* **GIVEN RECORDS**:
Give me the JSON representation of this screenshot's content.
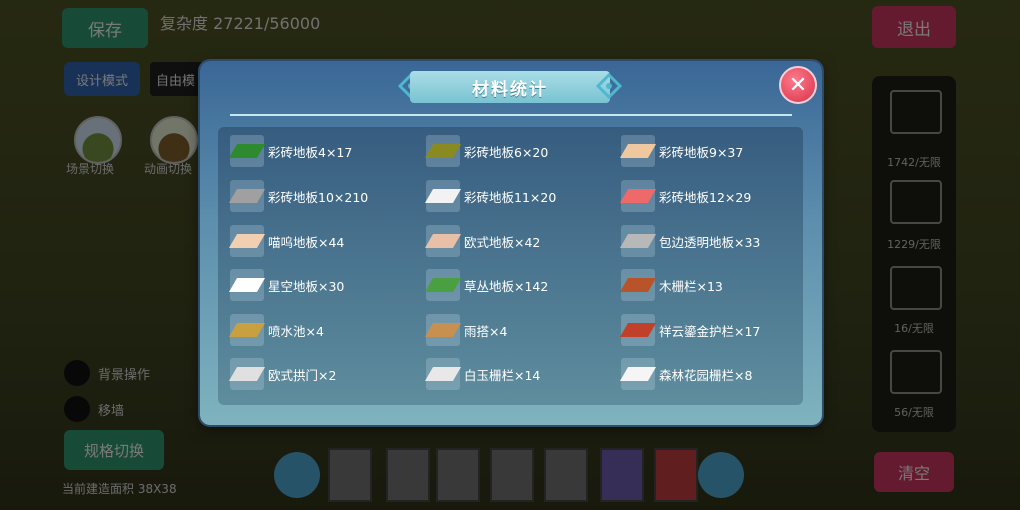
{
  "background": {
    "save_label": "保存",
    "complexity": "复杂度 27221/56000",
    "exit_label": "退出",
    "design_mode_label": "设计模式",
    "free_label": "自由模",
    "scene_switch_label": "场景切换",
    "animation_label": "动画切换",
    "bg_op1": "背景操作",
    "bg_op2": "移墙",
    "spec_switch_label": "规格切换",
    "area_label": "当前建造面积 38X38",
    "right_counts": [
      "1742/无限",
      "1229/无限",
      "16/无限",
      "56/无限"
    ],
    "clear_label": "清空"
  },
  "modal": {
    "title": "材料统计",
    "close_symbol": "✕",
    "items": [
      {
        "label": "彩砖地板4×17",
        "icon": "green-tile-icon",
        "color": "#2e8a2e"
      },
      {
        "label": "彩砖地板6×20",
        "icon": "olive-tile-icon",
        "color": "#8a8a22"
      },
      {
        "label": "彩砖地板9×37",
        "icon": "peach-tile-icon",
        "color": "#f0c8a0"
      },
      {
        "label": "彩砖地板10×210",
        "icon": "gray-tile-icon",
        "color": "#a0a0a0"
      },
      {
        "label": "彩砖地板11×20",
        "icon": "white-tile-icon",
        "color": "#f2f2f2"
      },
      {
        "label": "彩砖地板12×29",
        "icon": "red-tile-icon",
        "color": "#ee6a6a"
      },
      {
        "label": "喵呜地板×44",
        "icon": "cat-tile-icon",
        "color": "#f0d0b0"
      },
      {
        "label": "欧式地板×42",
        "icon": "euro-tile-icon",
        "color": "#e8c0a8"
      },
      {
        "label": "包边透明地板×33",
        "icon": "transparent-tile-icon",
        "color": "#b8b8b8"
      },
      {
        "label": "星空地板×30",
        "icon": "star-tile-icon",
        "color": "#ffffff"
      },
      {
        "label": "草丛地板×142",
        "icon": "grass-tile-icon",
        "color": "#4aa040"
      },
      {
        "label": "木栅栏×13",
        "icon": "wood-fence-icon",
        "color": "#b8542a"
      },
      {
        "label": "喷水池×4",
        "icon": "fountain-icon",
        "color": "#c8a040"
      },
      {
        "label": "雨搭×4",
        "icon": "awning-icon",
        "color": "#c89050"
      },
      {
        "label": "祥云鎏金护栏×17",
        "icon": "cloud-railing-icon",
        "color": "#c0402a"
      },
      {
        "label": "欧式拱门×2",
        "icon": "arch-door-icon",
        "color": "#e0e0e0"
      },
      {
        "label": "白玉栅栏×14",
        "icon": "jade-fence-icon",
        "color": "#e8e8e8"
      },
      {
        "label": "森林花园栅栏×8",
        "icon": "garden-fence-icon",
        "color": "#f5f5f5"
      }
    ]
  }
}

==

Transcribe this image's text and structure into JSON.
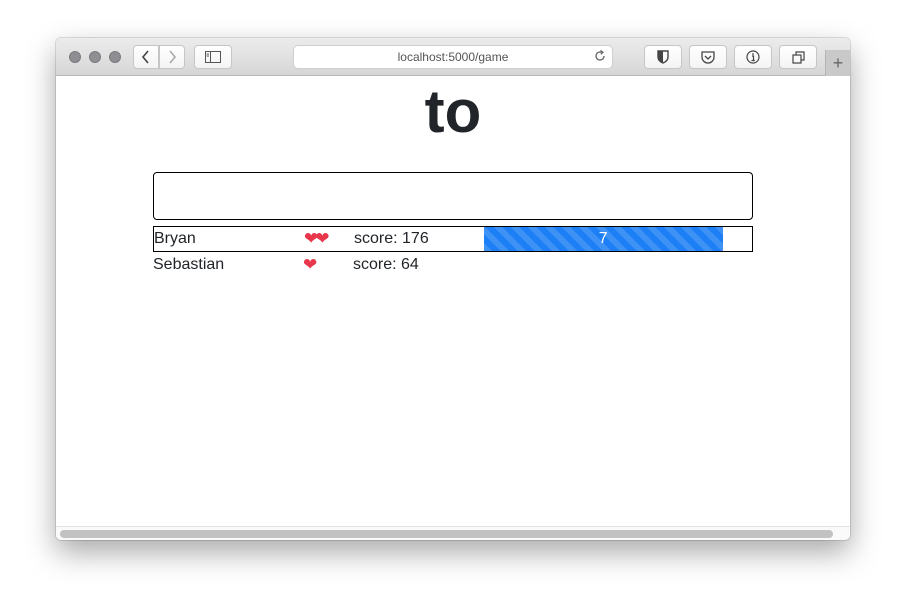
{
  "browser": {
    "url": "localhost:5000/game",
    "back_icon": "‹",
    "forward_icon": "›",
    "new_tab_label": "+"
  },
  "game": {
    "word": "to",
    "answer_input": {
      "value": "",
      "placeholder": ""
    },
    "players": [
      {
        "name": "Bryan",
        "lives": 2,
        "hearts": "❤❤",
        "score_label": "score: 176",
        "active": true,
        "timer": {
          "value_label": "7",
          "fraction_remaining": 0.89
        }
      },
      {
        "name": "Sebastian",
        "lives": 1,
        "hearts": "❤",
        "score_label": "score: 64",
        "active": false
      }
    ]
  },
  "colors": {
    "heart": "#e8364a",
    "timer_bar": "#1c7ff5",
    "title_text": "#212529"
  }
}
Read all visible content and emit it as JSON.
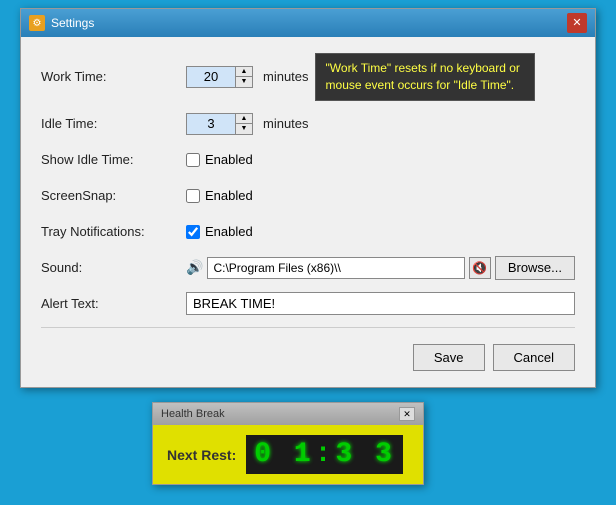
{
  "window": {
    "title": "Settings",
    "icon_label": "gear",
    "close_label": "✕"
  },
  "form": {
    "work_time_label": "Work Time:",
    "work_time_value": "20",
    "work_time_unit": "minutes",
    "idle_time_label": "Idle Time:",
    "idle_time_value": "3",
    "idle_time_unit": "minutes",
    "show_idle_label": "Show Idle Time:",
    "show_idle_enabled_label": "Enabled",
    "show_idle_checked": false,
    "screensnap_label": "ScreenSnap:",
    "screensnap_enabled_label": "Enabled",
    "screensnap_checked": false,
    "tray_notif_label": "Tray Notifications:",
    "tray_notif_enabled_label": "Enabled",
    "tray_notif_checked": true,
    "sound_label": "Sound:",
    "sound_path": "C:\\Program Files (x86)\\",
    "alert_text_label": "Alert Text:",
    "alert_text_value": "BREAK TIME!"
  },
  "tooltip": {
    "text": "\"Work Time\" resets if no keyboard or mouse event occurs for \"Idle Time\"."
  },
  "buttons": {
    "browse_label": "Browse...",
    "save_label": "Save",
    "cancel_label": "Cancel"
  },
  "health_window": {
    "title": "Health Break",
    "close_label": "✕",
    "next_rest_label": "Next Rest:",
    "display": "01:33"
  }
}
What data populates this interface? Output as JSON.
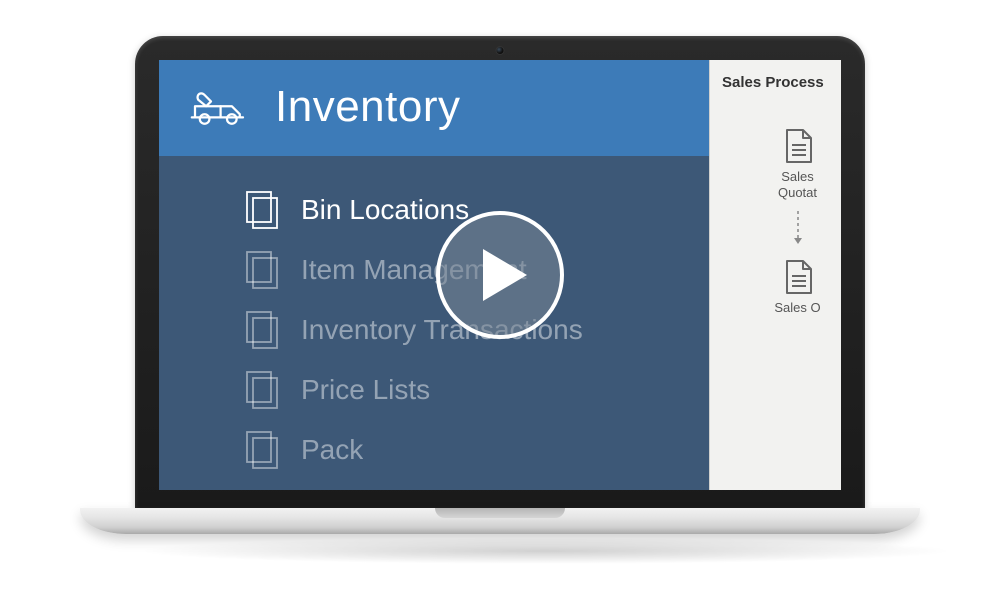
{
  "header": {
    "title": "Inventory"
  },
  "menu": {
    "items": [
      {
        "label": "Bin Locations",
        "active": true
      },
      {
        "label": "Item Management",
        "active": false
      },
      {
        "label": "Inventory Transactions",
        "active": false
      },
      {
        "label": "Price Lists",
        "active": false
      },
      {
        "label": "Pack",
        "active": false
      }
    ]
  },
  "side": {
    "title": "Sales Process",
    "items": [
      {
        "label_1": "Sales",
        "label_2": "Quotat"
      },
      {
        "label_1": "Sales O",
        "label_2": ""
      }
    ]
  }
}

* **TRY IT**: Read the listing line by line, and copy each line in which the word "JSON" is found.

* **RESPONSE BELOW**:
Give me the JSON representation of this screenshot's content.
Transcribe this image's text and structure into JSON.
Read all visible content and emit it as JSON.
What data populates this interface? Output as JSON.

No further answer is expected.